BlackBerry this weekend defended its ability to continue serving enterprise customers with smartphones and secure mobile management software, responding to a Gartner report recommending that its corporate clients stop using the Canadian vendor's products.
"We remain steadfast in our mission to deliver the most secure and powerful mobile management solutions and smartphones to our customers," BlackBerry said in a statement emailed to Computerworld on Saturday.
The BlackBerry statement called the conclusions by Gartner analysts in the report "purely speculative."
In the eight-page report released on Friday, Gartner urged its enterprise clients to find alternatives to BlackBerry smartphones and BlackBerry Enterprise Service servers within six months.
BlackBerry's full response yesterday follows:
"We recognize and respect external parties' opinions on BlackBerry's recent news. However, many of the conclusions by Gartner about the potential impact of a sale or other strategic alternatives, are purely speculative.
"BlackBerry is restructuring and pursuing strategic alternatives to increase its focus on its core enterprise business. We remain steadfast in our mission to deliver the most secure and powerful mobile management solutions and smartphones to our customers.
"That commitment has been met with support from enterprises adopting BlackBerry and BES 10, which has more than 25,000 commercial and test servers installed to date, up from 19,000 in July.
"BES 10 is also the only EMM [Enterprise Mobile Management] platform to be awarded 'Authority to Operate' on U.S. Department of Defense Networks. Everyone at BlackBerry is grateful for the ongoing support of our customers, and we are working harder than ever to keep it."
Analyst Ken Dulaney, author of the Gartner report, wrote that his recommendations came after hearing concerns raised by clients after a series of recent blows to BlackBerry -- a second quarter loss of $965 million amid poor Z10 sales, a plan to lay off 4,500 of 12,500 workers, and management's agreement to sell the company to Fairfax Financial Holdings of Toronto for $4.7 billion.
The report noted that a Gartner survey of 400 IT and business leaders in August -- before the spate of bad news hit -- found that while 24% of respondents are now using the BlackBerry platform, the number would drop to 9% by 2016.
Dulaney did praise BlackBerry for trying to take the business private, though he posited that Fairfax or another bidder would split up the divisions, leaving the core business to focus on wireless services.
"The [smartphone] hardware business will remain for sale, but there will be few buyers, leaving BlackBerry to attempt to emphasize niche markets, such as high-security environments," Dulaney wrote.
He suggested the hardware group may be sold to a foreign government.

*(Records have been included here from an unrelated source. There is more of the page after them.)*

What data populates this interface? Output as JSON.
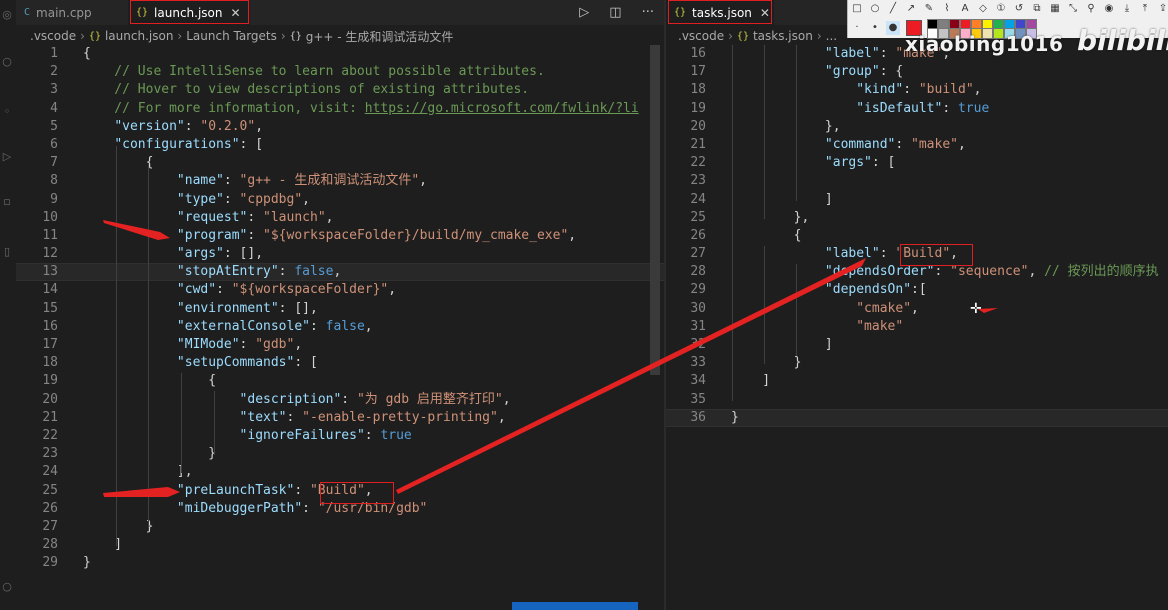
{
  "left_tabs": [
    {
      "icon": "C",
      "label": "main.cpp",
      "active": false
    },
    {
      "icon": "{}",
      "label": "launch.json",
      "active": true
    }
  ],
  "right_tabs": [
    {
      "icon": "{}",
      "label": "tasks.json",
      "active": true
    }
  ],
  "left_breadcrumb": [
    ".vscode",
    "launch.json",
    "Launch Targets",
    "g++ - 生成和调试活动文件"
  ],
  "right_breadcrumb": [
    ".vscode",
    "tasks.json",
    "..."
  ],
  "left_lines": [
    {
      "n": "1",
      "t": [
        [
          "{",
          "p"
        ]
      ]
    },
    {
      "n": "2",
      "t": [
        [
          "    // Use IntelliSense to learn about possible attributes.",
          "c"
        ]
      ]
    },
    {
      "n": "3",
      "t": [
        [
          "    // Hover to view descriptions of existing attributes.",
          "c"
        ]
      ]
    },
    {
      "n": "4",
      "t": [
        [
          "    // For more information, visit: ",
          "c"
        ],
        [
          "https://go.microsoft.com/fwlink/?li",
          "u"
        ]
      ]
    },
    {
      "n": "5",
      "t": [
        [
          "    ",
          "p"
        ],
        [
          "\"version\"",
          "k"
        ],
        [
          ": ",
          "p"
        ],
        [
          "\"0.2.0\"",
          "s"
        ],
        [
          ",",
          "p"
        ]
      ]
    },
    {
      "n": "6",
      "t": [
        [
          "    ",
          "p"
        ],
        [
          "\"configurations\"",
          "k"
        ],
        [
          ": [",
          "p"
        ]
      ]
    },
    {
      "n": "7",
      "t": [
        [
          "        {",
          "p"
        ]
      ]
    },
    {
      "n": "8",
      "t": [
        [
          "            ",
          "p"
        ],
        [
          "\"name\"",
          "k"
        ],
        [
          ": ",
          "p"
        ],
        [
          "\"g++ - 生成和调试活动文件\"",
          "s"
        ],
        [
          ",",
          "p"
        ]
      ]
    },
    {
      "n": "9",
      "t": [
        [
          "            ",
          "p"
        ],
        [
          "\"type\"",
          "k"
        ],
        [
          ": ",
          "p"
        ],
        [
          "\"cppdbg\"",
          "s"
        ],
        [
          ",",
          "p"
        ]
      ]
    },
    {
      "n": "10",
      "t": [
        [
          "            ",
          "p"
        ],
        [
          "\"request\"",
          "k"
        ],
        [
          ": ",
          "p"
        ],
        [
          "\"launch\"",
          "s"
        ],
        [
          ",",
          "p"
        ]
      ]
    },
    {
      "n": "11",
      "t": [
        [
          "            ",
          "p"
        ],
        [
          "\"program\"",
          "k"
        ],
        [
          ": ",
          "p"
        ],
        [
          "\"${workspaceFolder}/build/my_cmake_exe\"",
          "s"
        ],
        [
          ",",
          "p"
        ]
      ]
    },
    {
      "n": "12",
      "t": [
        [
          "            ",
          "p"
        ],
        [
          "\"args\"",
          "k"
        ],
        [
          ": [],",
          "p"
        ]
      ]
    },
    {
      "n": "13",
      "t": [
        [
          "            ",
          "p"
        ],
        [
          "\"stopAtEntry\"",
          "k"
        ],
        [
          ": ",
          "p"
        ],
        [
          "false",
          "b"
        ],
        [
          ",",
          "p"
        ]
      ],
      "current": true
    },
    {
      "n": "14",
      "t": [
        [
          "            ",
          "p"
        ],
        [
          "\"cwd\"",
          "k"
        ],
        [
          ": ",
          "p"
        ],
        [
          "\"${workspaceFolder}\"",
          "s"
        ],
        [
          ",",
          "p"
        ]
      ]
    },
    {
      "n": "15",
      "t": [
        [
          "            ",
          "p"
        ],
        [
          "\"environment\"",
          "k"
        ],
        [
          ": [],",
          "p"
        ]
      ]
    },
    {
      "n": "16",
      "t": [
        [
          "            ",
          "p"
        ],
        [
          "\"externalConsole\"",
          "k"
        ],
        [
          ": ",
          "p"
        ],
        [
          "false",
          "b"
        ],
        [
          ",",
          "p"
        ]
      ]
    },
    {
      "n": "17",
      "t": [
        [
          "            ",
          "p"
        ],
        [
          "\"MIMode\"",
          "k"
        ],
        [
          ": ",
          "p"
        ],
        [
          "\"gdb\"",
          "s"
        ],
        [
          ",",
          "p"
        ]
      ]
    },
    {
      "n": "18",
      "t": [
        [
          "            ",
          "p"
        ],
        [
          "\"setupCommands\"",
          "k"
        ],
        [
          ": [",
          "p"
        ]
      ]
    },
    {
      "n": "19",
      "t": [
        [
          "                {",
          "p"
        ]
      ]
    },
    {
      "n": "20",
      "t": [
        [
          "                    ",
          "p"
        ],
        [
          "\"description\"",
          "k"
        ],
        [
          ": ",
          "p"
        ],
        [
          "\"为 gdb 启用整齐打印\"",
          "s"
        ],
        [
          ",",
          "p"
        ]
      ]
    },
    {
      "n": "21",
      "t": [
        [
          "                    ",
          "p"
        ],
        [
          "\"text\"",
          "k"
        ],
        [
          ": ",
          "p"
        ],
        [
          "\"-enable-pretty-printing\"",
          "s"
        ],
        [
          ",",
          "p"
        ]
      ]
    },
    {
      "n": "22",
      "t": [
        [
          "                    ",
          "p"
        ],
        [
          "\"ignoreFailures\"",
          "k"
        ],
        [
          ": ",
          "p"
        ],
        [
          "true",
          "b"
        ]
      ]
    },
    {
      "n": "23",
      "t": [
        [
          "                }",
          "p"
        ]
      ]
    },
    {
      "n": "24",
      "t": [
        [
          "            ],",
          "p"
        ]
      ]
    },
    {
      "n": "25",
      "t": [
        [
          "            ",
          "p"
        ],
        [
          "\"preLaunchTask\"",
          "k"
        ],
        [
          ": ",
          "p"
        ],
        [
          "\"Build\"",
          "s"
        ],
        [
          ",",
          "p"
        ]
      ]
    },
    {
      "n": "26",
      "t": [
        [
          "            ",
          "p"
        ],
        [
          "\"miDebuggerPath\"",
          "k"
        ],
        [
          ": ",
          "p"
        ],
        [
          "\"/usr/bin/gdb\"",
          "s"
        ]
      ]
    },
    {
      "n": "27",
      "t": [
        [
          "        }",
          "p"
        ]
      ]
    },
    {
      "n": "28",
      "t": [
        [
          "    ]",
          "p"
        ]
      ]
    },
    {
      "n": "29",
      "t": [
        [
          "}",
          "p"
        ]
      ]
    }
  ],
  "right_lines": [
    {
      "n": "16",
      "t": [
        [
          "            ",
          "p"
        ],
        [
          "\"label\"",
          "k"
        ],
        [
          ": ",
          "p"
        ],
        [
          "\"make\"",
          "s"
        ],
        [
          ",",
          "p"
        ]
      ]
    },
    {
      "n": "17",
      "t": [
        [
          "            ",
          "p"
        ],
        [
          "\"group\"",
          "k"
        ],
        [
          ": {",
          "p"
        ]
      ]
    },
    {
      "n": "18",
      "t": [
        [
          "                ",
          "p"
        ],
        [
          "\"kind\"",
          "k"
        ],
        [
          ": ",
          "p"
        ],
        [
          "\"build\"",
          "s"
        ],
        [
          ",",
          "p"
        ]
      ]
    },
    {
      "n": "19",
      "t": [
        [
          "                ",
          "p"
        ],
        [
          "\"isDefault\"",
          "k"
        ],
        [
          ": ",
          "p"
        ],
        [
          "true",
          "b"
        ]
      ]
    },
    {
      "n": "20",
      "t": [
        [
          "            },",
          "p"
        ]
      ]
    },
    {
      "n": "21",
      "t": [
        [
          "            ",
          "p"
        ],
        [
          "\"command\"",
          "k"
        ],
        [
          ": ",
          "p"
        ],
        [
          "\"make\"",
          "s"
        ],
        [
          ",",
          "p"
        ]
      ]
    },
    {
      "n": "22",
      "t": [
        [
          "            ",
          "p"
        ],
        [
          "\"args\"",
          "k"
        ],
        [
          ": [",
          "p"
        ]
      ]
    },
    {
      "n": "23",
      "t": [
        [
          "",
          "p"
        ]
      ]
    },
    {
      "n": "24",
      "t": [
        [
          "            ]",
          "p"
        ]
      ]
    },
    {
      "n": "25",
      "t": [
        [
          "        },",
          "p"
        ]
      ]
    },
    {
      "n": "26",
      "t": [
        [
          "        {",
          "p"
        ]
      ]
    },
    {
      "n": "27",
      "t": [
        [
          "            ",
          "p"
        ],
        [
          "\"label\"",
          "k"
        ],
        [
          ": ",
          "p"
        ],
        [
          "\"Build\"",
          "s"
        ],
        [
          ",",
          "p"
        ]
      ]
    },
    {
      "n": "28",
      "t": [
        [
          "            ",
          "p"
        ],
        [
          "\"dependsOrder\"",
          "k"
        ],
        [
          ": ",
          "p"
        ],
        [
          "\"sequence\"",
          "s"
        ],
        [
          ", ",
          "p"
        ],
        [
          "// 按列出的顺序执",
          "c"
        ]
      ]
    },
    {
      "n": "29",
      "t": [
        [
          "            ",
          "p"
        ],
        [
          "\"dependsOn\"",
          "k"
        ],
        [
          ":[",
          "p"
        ]
      ]
    },
    {
      "n": "30",
      "t": [
        [
          "                ",
          "p"
        ],
        [
          "\"cmake\"",
          "s"
        ],
        [
          ",",
          "p"
        ]
      ]
    },
    {
      "n": "31",
      "t": [
        [
          "                ",
          "p"
        ],
        [
          "\"make\"",
          "s"
        ]
      ]
    },
    {
      "n": "32",
      "t": [
        [
          "            ]",
          "p"
        ]
      ]
    },
    {
      "n": "33",
      "t": [
        [
          "        }",
          "p"
        ]
      ]
    },
    {
      "n": "34",
      "t": [
        [
          "    ]",
          "p"
        ]
      ]
    },
    {
      "n": "35",
      "t": [
        [
          "",
          "p"
        ]
      ]
    },
    {
      "n": "36",
      "t": [
        [
          "}",
          "p"
        ]
      ],
      "current": true
    }
  ],
  "watermark": {
    "user": "xiaobing1016",
    "logo": "bilibili"
  },
  "toolbar": {
    "colors": [
      "#000000",
      "#7f7f7f",
      "#880015",
      "#ed1c24",
      "#ff7f27",
      "#fff200",
      "#22b14c",
      "#00a2e8",
      "#3f48cc",
      "#a349a4",
      "#ffffff",
      "#c3c3c3",
      "#b97a57",
      "#ffaec9",
      "#ffc90e",
      "#efe4b0",
      "#b5e61d",
      "#99d9ea",
      "#7092be",
      "#c8bfe7"
    ],
    "active_color": "#ed1c24"
  }
}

Other analysts have suggested it could be the Canadian government. (BlackBerry is based in Waterloo, Ont.)
Dulaney said QNX, the foundation of the BlackBerry 10 operating system that runs the new Q10 and Z10 smartphones, could be reoriented to focus on real-time applications used in autos or pieces of the emerging Internet of Things.
He said that the software and services divisions could be wrapped into a group to focus on the remaining client base, the BlackBerry network operations center and on 500 carriers globally to manage and deliver applications and content.
"If the company is split up, one or more of those components will exist to support the customer base until a transition can be made," Dulaney wrote. "The customer list is just too valuable to be ignored by the entire market of potential suitors."
Dulaney's report calls on all businesses using BlackBerry to have backup plans for BlackBerry smartphones and BES servers, and suggests that they have up to six months to create them.
With that in mind, he said customers could do one of three things:
- Move off BlackBerry devices completely
- Place BlackBerry on a "contain" status where users are told that BlackBerry will be discontinued except when approved by management, possibly leaving a "controlled'' community of BlackBerry devices.
- Upgrade a limited set of users, such as executives who want a BlackBerry physical keyboard or users in high security jobs, to BB 10 devices, while supporting other platforms such as Android or iOS.
Dulaney also said enterprises should not activate BES 10 for management of Android and Apple devices until there is more clarity on BlackBerry's future.
Matt Hamblen covers mobile and wireless, smartphones and other handhelds, and wireless networking for Computerworld. Follow Matt on Twitter at @matthamblen, or subscribe to Matt's RSS feed . His email address is firstname.lastname@example.org.